My process of becoming a feminist was quite natural. I have always had a deep distrust of authoritarian structures and hierarchy. So, once I got to University and began studying feminism, Marx and so forth, I think I naturally just included it into my subjectivity. What really coalesced my understanding was how I brought all this together with Orientalism. I do not find any difficulty not taking things said about men personally. Stats prove it. Sure, I may be an exception, but it is quite clear that men in general and patriarchy structurally "needs fixing." To this end, I want to promote a Feminism that carefully analyzes the ways that Patriarchy also enables men (and women) in general to continue to take up structures of gendered oppression. I think it is important for feminists to think not just about a negative response to Patriarchy--that is, for example, that we cannot blame the victim and must but the onus on the oppressor (i.e. rape and the culture of rape). I also think we need a positive approach that can analyze and strategically counter Patriarchy. As such, I think men are way too overlooked. We need approaches that can reframe what it means to be a man so that men don't rape, men do something about their own privilage, and so forth. In this light, I think both men and women need to be vocal about 1) pointing out the problems with popular discourses about masculinity and 2) finding strategies to popularize new ways of being "masculine" or more importantly more ways of being a man that do not reproduce patriarchical structures. I think some people are doing such things, but it is hard to combat the feminist backlash and the Maxim hallowing out of masculinity.

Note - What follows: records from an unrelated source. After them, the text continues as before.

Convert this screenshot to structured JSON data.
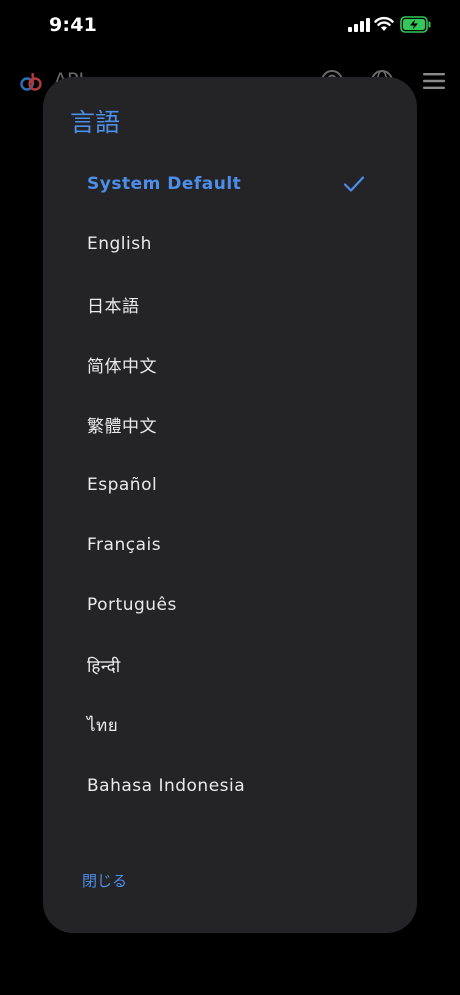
{
  "status_bar": {
    "time": "9:41"
  },
  "background_header": {
    "title": "API",
    "icons": [
      "app-logo",
      "account-icon",
      "globe-icon",
      "menu-icon"
    ]
  },
  "sheet": {
    "title": "言語",
    "languages": [
      {
        "label": "System Default",
        "selected": true
      },
      {
        "label": "English",
        "selected": false
      },
      {
        "label": "日本語",
        "selected": false
      },
      {
        "label": "简体中文",
        "selected": false
      },
      {
        "label": "繁體中文",
        "selected": false
      },
      {
        "label": "Español",
        "selected": false
      },
      {
        "label": "Français",
        "selected": false
      },
      {
        "label": "Português",
        "selected": false
      },
      {
        "label": "हिन्दी",
        "selected": false
      },
      {
        "label": "ไทย",
        "selected": false
      },
      {
        "label": "Bahasa Indonesia",
        "selected": false
      }
    ],
    "close_label": "閉じる"
  },
  "colors": {
    "accent": "#4c8eea",
    "sheet_background": "#242426",
    "page_background": "#000000",
    "battery_green": "#34c759"
  }
}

5. Name one(or more, if you have them/want to) hidden talent you have that not too many people know about, or would be surprised to learn you possess.
Oh, that's hard. I have so few talents. Those who know me are often surprised at how well I can play basketball, or even that I play at all. But, hidden? Hmmm... since I brag so much about how good I am in bed, that is not hidden--hehe. Ok. Serious. I think a hidden talent I have is reading people. I often don't comment to people how much I pick up from them, but I think most would be surprised at how well I observe them. I think? This is hard... I am mostly an open book, so not much is "hidden". Perhaps I am operating with false consciousness though.
Thanks Thinking Girl, this was fun!